- **Task to complete**: Print all records exactly, pictures left out.

- **Given data**:
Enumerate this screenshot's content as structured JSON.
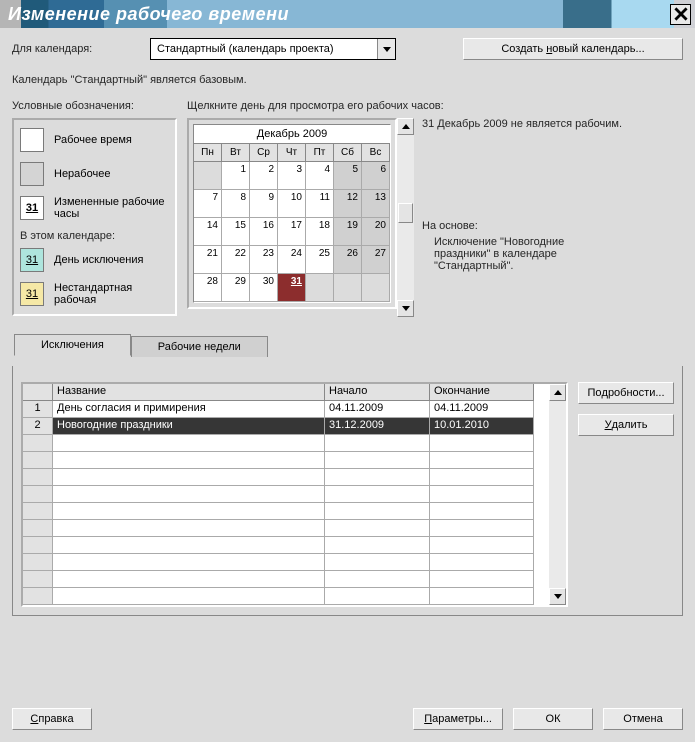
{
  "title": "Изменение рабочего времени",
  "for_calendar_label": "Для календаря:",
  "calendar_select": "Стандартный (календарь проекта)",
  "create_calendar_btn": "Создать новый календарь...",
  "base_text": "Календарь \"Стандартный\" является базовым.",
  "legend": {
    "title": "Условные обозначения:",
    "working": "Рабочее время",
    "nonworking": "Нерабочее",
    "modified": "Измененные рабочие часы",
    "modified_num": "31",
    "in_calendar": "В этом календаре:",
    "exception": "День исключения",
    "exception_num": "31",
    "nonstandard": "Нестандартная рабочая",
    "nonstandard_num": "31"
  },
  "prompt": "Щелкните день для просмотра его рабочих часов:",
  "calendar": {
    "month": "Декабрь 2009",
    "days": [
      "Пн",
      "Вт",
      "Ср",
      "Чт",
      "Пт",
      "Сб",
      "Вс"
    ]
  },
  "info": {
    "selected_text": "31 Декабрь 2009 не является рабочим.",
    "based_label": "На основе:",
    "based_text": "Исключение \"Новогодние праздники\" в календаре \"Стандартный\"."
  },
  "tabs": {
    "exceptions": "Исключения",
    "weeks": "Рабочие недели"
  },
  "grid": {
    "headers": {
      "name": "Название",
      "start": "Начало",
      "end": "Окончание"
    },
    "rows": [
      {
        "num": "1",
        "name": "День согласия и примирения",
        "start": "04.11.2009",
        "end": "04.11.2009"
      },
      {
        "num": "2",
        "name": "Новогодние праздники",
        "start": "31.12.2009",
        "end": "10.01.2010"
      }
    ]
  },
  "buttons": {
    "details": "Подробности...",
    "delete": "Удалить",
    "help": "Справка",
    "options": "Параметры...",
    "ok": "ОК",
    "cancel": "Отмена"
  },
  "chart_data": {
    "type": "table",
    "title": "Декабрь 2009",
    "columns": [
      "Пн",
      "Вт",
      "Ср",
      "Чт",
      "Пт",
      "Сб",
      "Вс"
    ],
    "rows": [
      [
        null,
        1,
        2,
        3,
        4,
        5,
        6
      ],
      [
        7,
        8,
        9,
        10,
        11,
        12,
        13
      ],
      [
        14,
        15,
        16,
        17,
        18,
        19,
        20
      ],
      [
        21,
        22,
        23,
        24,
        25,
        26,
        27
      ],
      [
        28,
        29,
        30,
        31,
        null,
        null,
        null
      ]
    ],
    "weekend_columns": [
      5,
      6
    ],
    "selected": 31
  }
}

- **Your response**:
Enumerate this screenshot's content as structured JSON.
{
  "title": "Изменение рабочего времени",
  "for_calendar_label": "Для календаря:",
  "calendar_select": "Стандартный (календарь проекта)",
  "create_calendar_btn": "Создать новый календарь...",
  "base_text": "Календарь \"Стандартный\" является базовым.",
  "legend": {
    "title": "Условные обозначения:",
    "working": "Рабочее время",
    "nonworking": "Нерабочее",
    "modified": "Измененные рабочие часы",
    "modified_num": "31",
    "in_calendar": "В этом календаре:",
    "exception": "День исключения",
    "exception_num": "31",
    "nonstandard": "Нестандартная рабочая",
    "nonstandard_num": "31"
  },
  "prompt": "Щелкните день для просмотра его рабочих часов:",
  "calendar": {
    "month": "Декабрь 2009",
    "days": [
      "Пн",
      "Вт",
      "Ср",
      "Чт",
      "Пт",
      "Сб",
      "Вс"
    ]
  },
  "info": {
    "selected_text": "31 Декабрь 2009 не является рабочим.",
    "based_label": "На основе:",
    "based_text": "Исключение \"Новогодние праздники\" в календаре \"Стандартный\"."
  },
  "tabs": {
    "exceptions": "Исключения",
    "weeks": "Рабочие недели"
  },
  "grid": {
    "headers": {
      "name": "Название",
      "start": "Начало",
      "end": "Окончание"
    },
    "rows": [
      {
        "num": "1",
        "name": "День согласия и примирения",
        "start": "04.11.2009",
        "end": "04.11.2009"
      },
      {
        "num": "2",
        "name": "Новогодние праздники",
        "start": "31.12.2009",
        "end": "10.01.2010"
      }
    ]
  },
  "buttons": {
    "details": "Подробности...",
    "delete": "Удалить",
    "help": "Справка",
    "options": "Параметры...",
    "ok": "ОК",
    "cancel": "Отмена"
  },
  "chart_data": {
    "type": "table",
    "title": "Декабрь 2009",
    "columns": [
      "Пн",
      "Вт",
      "Ср",
      "Чт",
      "Пт",
      "Сб",
      "Вс"
    ],
    "rows": [
      [
        null,
        1,
        2,
        3,
        4,
        5,
        6
      ],
      [
        7,
        8,
        9,
        10,
        11,
        12,
        13
      ],
      [
        14,
        15,
        16,
        17,
        18,
        19,
        20
      ],
      [
        21,
        22,
        23,
        24,
        25,
        26,
        27
      ],
      [
        28,
        29,
        30,
        31,
        null,
        null,
        null
      ]
    ],
    "weekend_columns": [
      5,
      6
    ],
    "selected": 31
  }
}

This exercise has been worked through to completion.